Communications Executive Libby English shares some of the challenges faced in learning Chinese in Beijing in her blog partnership with China-New Zealand Year of Tourism.
As I come to a close on my fourth month in China, I am preparing for my final first semester exams at Peking University. I thought I would reflect on my last four months and speak candidly about expectations versus reality.
Firstly, I thought I would talk about my progress with my Chinese. After all, it is the whole reason I am here! I have been facing many questions along the lines of “wow, can you speak Chinese yet?” or “is it really hard?”. I think it would be fair to say this was probably the biggest example of expectation versus reality.
I came here aware that it would be extremely challenging and to be honest, I often received many sympathetic words like, “you’re really going to have an awfully challenging time, you know how hard this will be right?” before leaving New Zealand.
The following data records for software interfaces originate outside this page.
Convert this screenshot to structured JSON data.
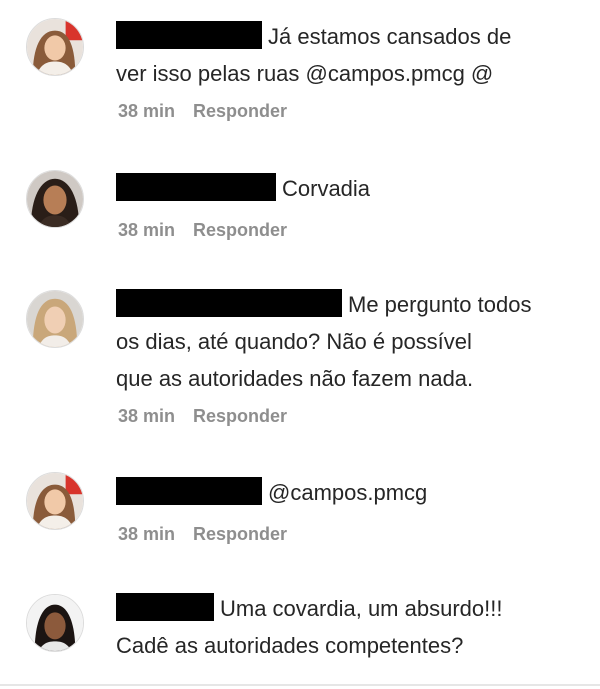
{
  "comments": [
    {
      "text_after_redaction": "Já estamos cansados de",
      "text_line2": "ver isso pelas ruas @campos.pmcg @",
      "time": "38 min",
      "reply_label": "Responder"
    },
    {
      "text_after_redaction": "Corvadia",
      "time": "38 min",
      "reply_label": "Responder"
    },
    {
      "text_after_redaction": "Me pergunto todos",
      "text_line2": "os dias, até quando? Não é possível",
      "text_line3": "que as autoridades não fazem nada.",
      "time": "38 min",
      "reply_label": "Responder"
    },
    {
      "text_after_redaction": "@campos.pmcg",
      "time": "38 min",
      "reply_label": "Responder"
    },
    {
      "text_after_redaction": "Uma covardia, um absurdo!!!",
      "text_line2": "Cadê as autoridades competentes?"
    }
  ],
  "icons": {
    "avatar": "user-avatar-photo",
    "redaction": "redacted-username-bar"
  }
}
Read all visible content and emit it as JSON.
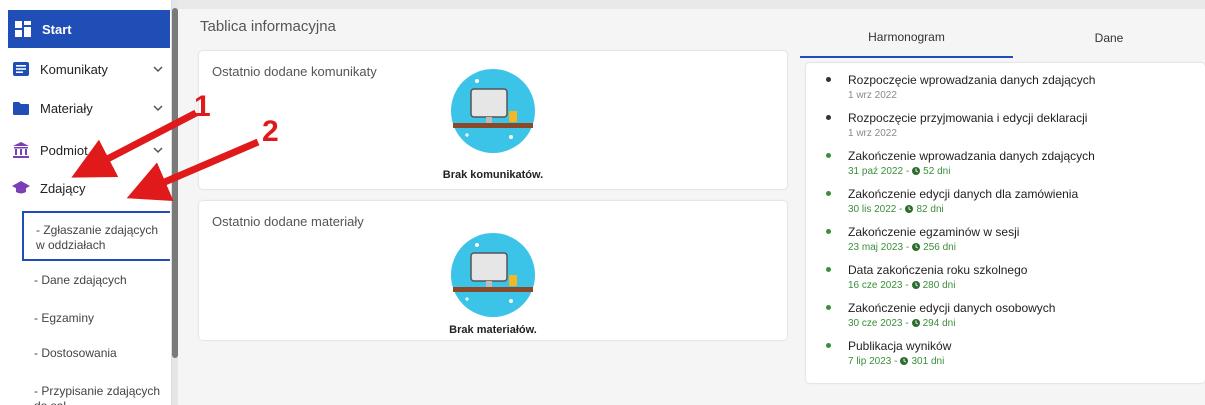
{
  "sidebar": {
    "start": "Start",
    "komunikaty": "Komunikaty",
    "materialy": "Materiały",
    "podmiot": "Podmiot",
    "zdajacy": "Zdający",
    "sub": {
      "zglaszanie": "- Zgłaszanie zdających w oddziałach",
      "dane": "- Dane zdających",
      "egzaminy": "- Egzaminy",
      "dostosowania": "- Dostosowania",
      "przypisanie": "- Przypisanie zdających do sal"
    }
  },
  "header": {
    "title": "Tablica informacyjna"
  },
  "cards": {
    "komunikaty": {
      "title": "Ostatnio dodane komunikaty",
      "empty": "Brak komunikatów."
    },
    "materialy": {
      "title": "Ostatnio dodane materiały",
      "empty": "Brak materiałów."
    }
  },
  "tabs": {
    "harmonogram": "Harmonogram",
    "dane": "Dane"
  },
  "timeline": [
    {
      "name": "Rozpoczęcie wprowadzania danych zdających",
      "date": "1 wrz 2022",
      "days": ""
    },
    {
      "name": "Rozpoczęcie przyjmowania i edycji deklaracji",
      "date": "1 wrz 2022",
      "days": ""
    },
    {
      "name": "Zakończenie wprowadzania danych zdających",
      "date": "31 paź 2022 -",
      "days": "52 dni"
    },
    {
      "name": "Zakończenie edycji danych dla zamówienia",
      "date": "30 lis 2022 -",
      "days": "82 dni"
    },
    {
      "name": "Zakończenie egzaminów w sesji",
      "date": "23 maj 2023 -",
      "days": "256 dni"
    },
    {
      "name": "Data zakończenia roku szkolnego",
      "date": "16 cze 2023 -",
      "days": "280 dni"
    },
    {
      "name": "Zakończenie edycji danych osobowych",
      "date": "30 cze 2023 -",
      "days": "294 dni"
    },
    {
      "name": "Publikacja wyników",
      "date": "7 lip 2023 -",
      "days": "301 dni"
    }
  ],
  "annotations": {
    "one": "1",
    "two": "2"
  },
  "colors": {
    "brand": "#1f4fb6",
    "future": "#3a8f3a",
    "past": "#8a8a8a",
    "arrow": "#e0191b",
    "illustration": "#3bc3e8"
  }
}
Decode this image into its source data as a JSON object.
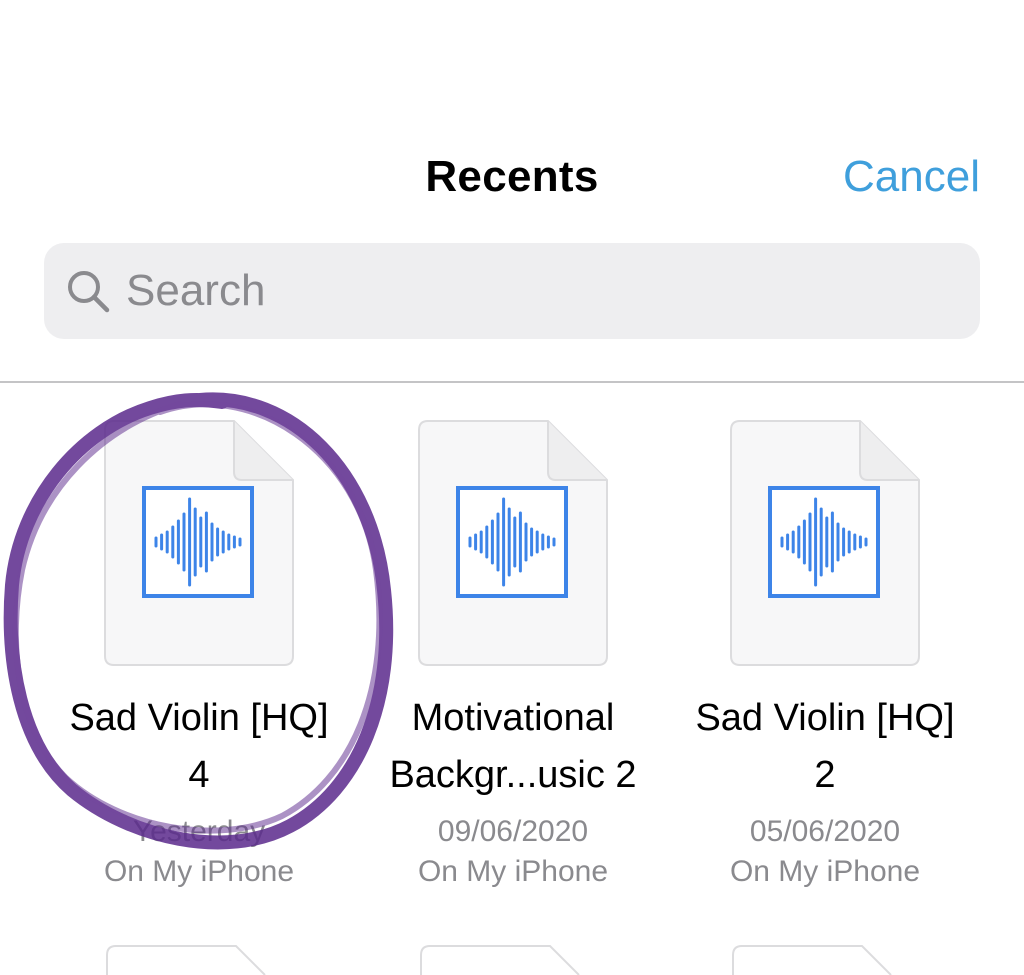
{
  "header": {
    "title": "Recents",
    "cancel_label": "Cancel",
    "accent_color": "#3f9fdc"
  },
  "search": {
    "placeholder": "Search",
    "icon": "search-icon"
  },
  "files": [
    {
      "name_line1": "Sad Violin [HQ]",
      "name_line2": "4",
      "date": "Yesterday",
      "location": "On My iPhone",
      "icon": "audio-waveform-icon"
    },
    {
      "name_line1": "Motivational",
      "name_line2": "Backgr...usic 2",
      "date": "09/06/2020",
      "location": "On My iPhone",
      "icon": "audio-waveform-icon"
    },
    {
      "name_line1": "Sad Violin [HQ]",
      "name_line2": "2",
      "date": "05/06/2020",
      "location": "On My iPhone",
      "icon": "audio-waveform-icon"
    }
  ],
  "annotation": {
    "shape": "hand-drawn circle",
    "color": "#5b2a8c",
    "highlights_file_index": 0
  }
}
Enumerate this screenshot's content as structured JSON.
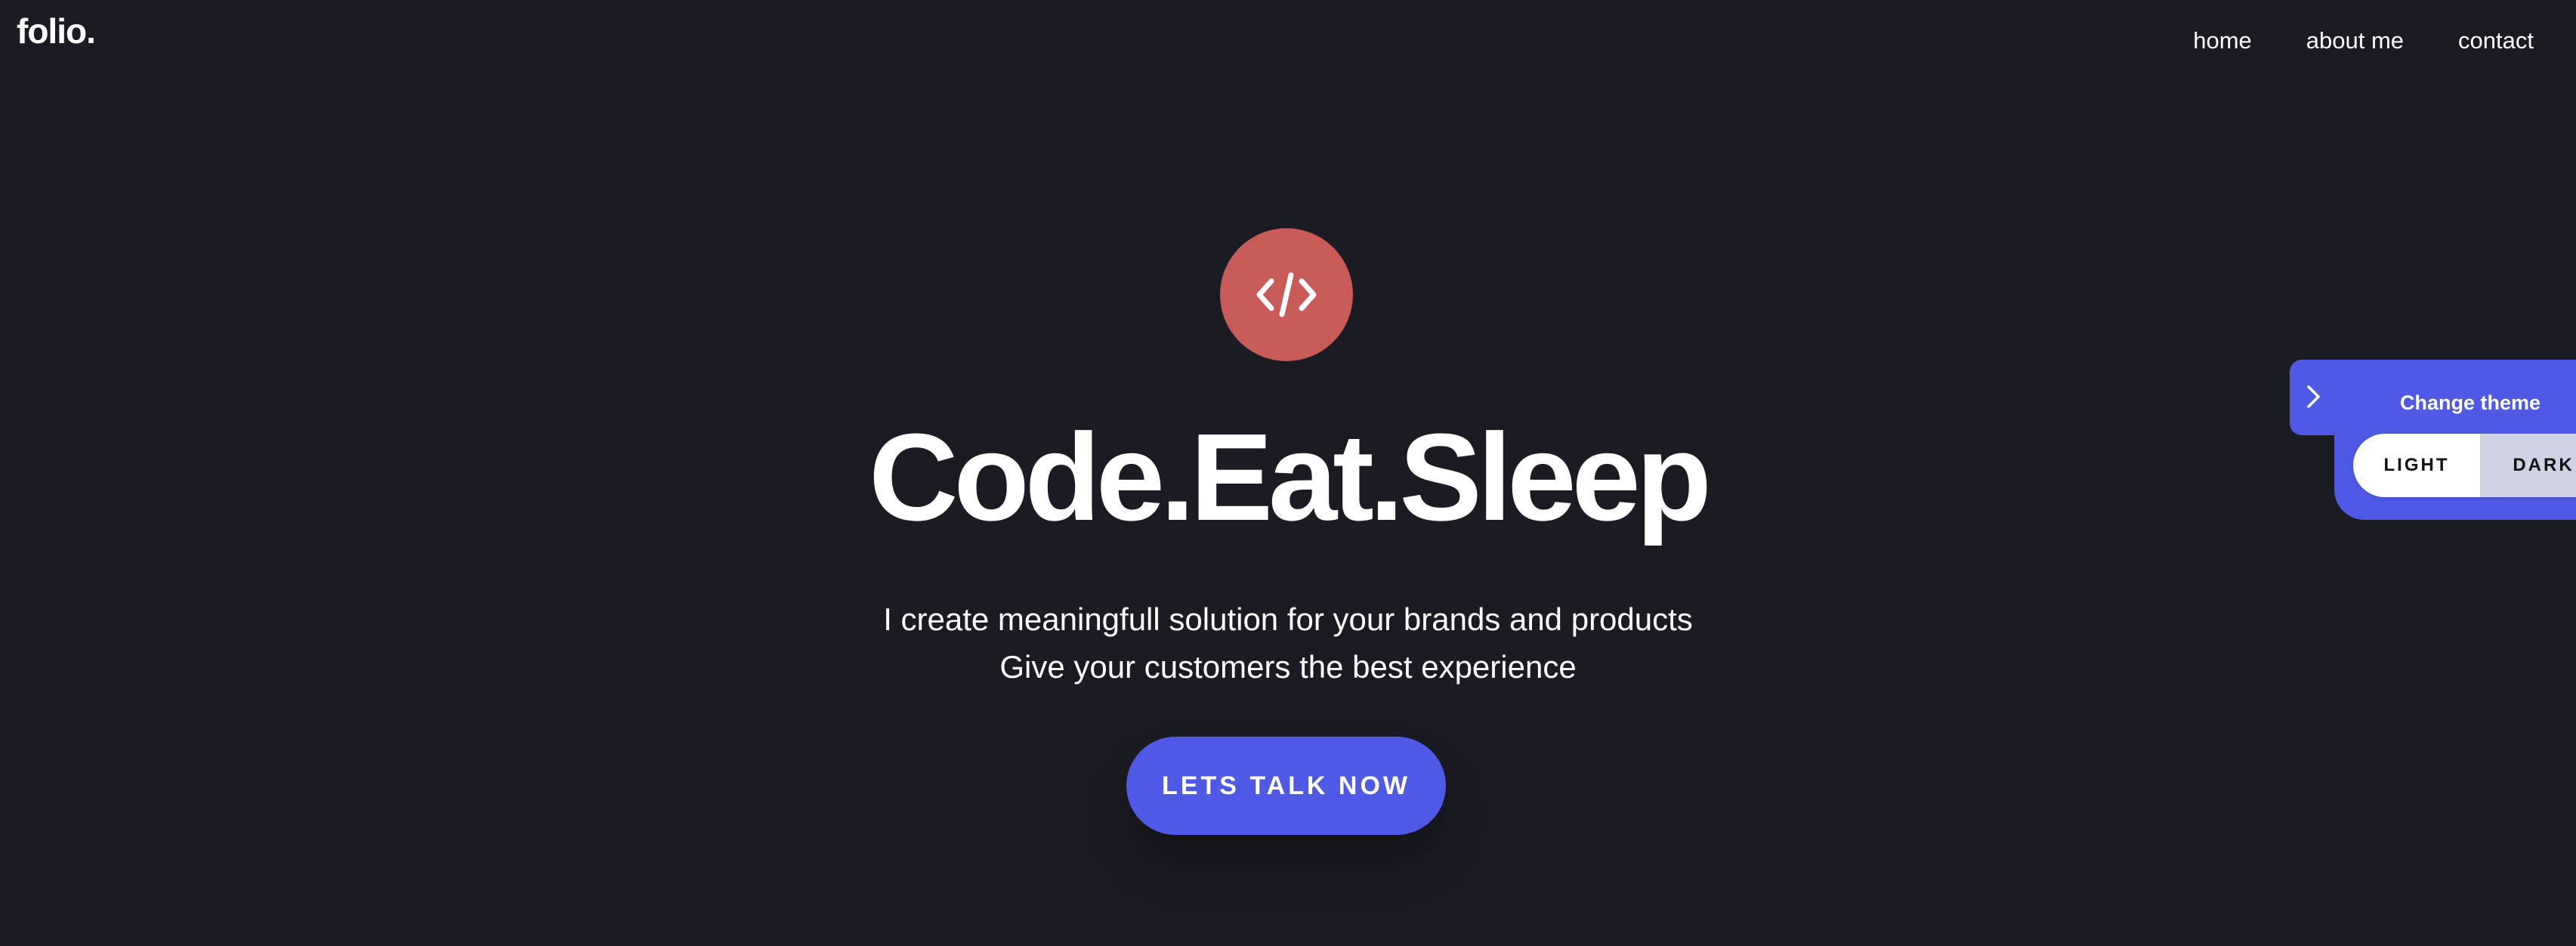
{
  "brand": {
    "logo": "folio."
  },
  "nav": {
    "items": [
      {
        "label": "home"
      },
      {
        "label": "about me"
      },
      {
        "label": "contact"
      }
    ]
  },
  "hero": {
    "icon": "code-icon",
    "title": "Code.Eat.Sleep",
    "subtitle_line1": "I create meaningfull solution for your brands and products",
    "subtitle_line2": "Give your customers the best experience",
    "cta_label": "LETS TALK NOW"
  },
  "theme_panel": {
    "label": "Change theme",
    "toggle_icon": "chevron-right-icon",
    "options": [
      {
        "label": "LIGHT"
      },
      {
        "label": "DARK"
      }
    ]
  },
  "colors": {
    "background": "#1a1b23",
    "accent": "#4e5ae6",
    "icon_circle": "#c85a58",
    "text": "#ffffff"
  }
}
I would often reply with,“yeah, but it’s all I’ll be focusing on and for the first time in my life I have just one task to focus on, learning Chinese!”, I was scared but I knew I could do it.
For better or for worse, I think it is safe to say that Chinese is an impossibly hard language to learn and coming here without knowing even simple vocabulary like ‘yes’ or ‘no’ definitely put me on the back foot. I think there this perception that if you move to a country to learn its native language, it will come to you very fast. My first piece of advice; if you wish to come to China to learn Chinese, take a course beforehand or at least familiarize yourself with the language.
For me, it is my genuine passion for China, Chinese culture, people and language that makes this worth it. I think you need to have a big “why” and remind yourself of that every day.
Having said that, I feel a great sense of achievement in the fact that I can now sit entire tests in Chinese, understand brief conversations on the street and read and write in characters! Once I realised that learning a language, especially Chinese, doesn’t come overnight, everything became a lot more manageable.
Studying Chinese is so rewarding as you are essentially learning two languages. You have to memorize how to say a character, how to spell it and then remember how to write and read the characters. Do not even get me started on tones! The two ‘languages’ are Pinyin and 汉字。
Managing expectations is essential. Celebrating the little victories and realising the progress you have made is so important. Not being able to converse effectively is definitely frustrating but realising you can communicate with a few sentences is not to be understated!
Alongside the reality of trying to learn a language, my first second language, there is the hard reality of settling into a new country and lifestyle. I feel like I have only recently settled in and feel like I finally have my feet on the ground. Sitting in a small classroom all day (repeating the same activities) and sharing a room has been a big adjustment for me
Also, I’ve got to say it again, the Chinese are the hardest working people I have ever met. Trying not to compare yourself becomes a constant internal battle and there is a significant sense of guilt in trying to find balance. We like to say in Kiwis “work hard, play hard” but this is not a concept that exists here.
Upon reflection, the whole experience really has been worth it. I feel so unbelievably privileged to not only have the opportunity to learn such an interesting and useful language but to gain a cultural education that one simply cannot enjoy unless living here.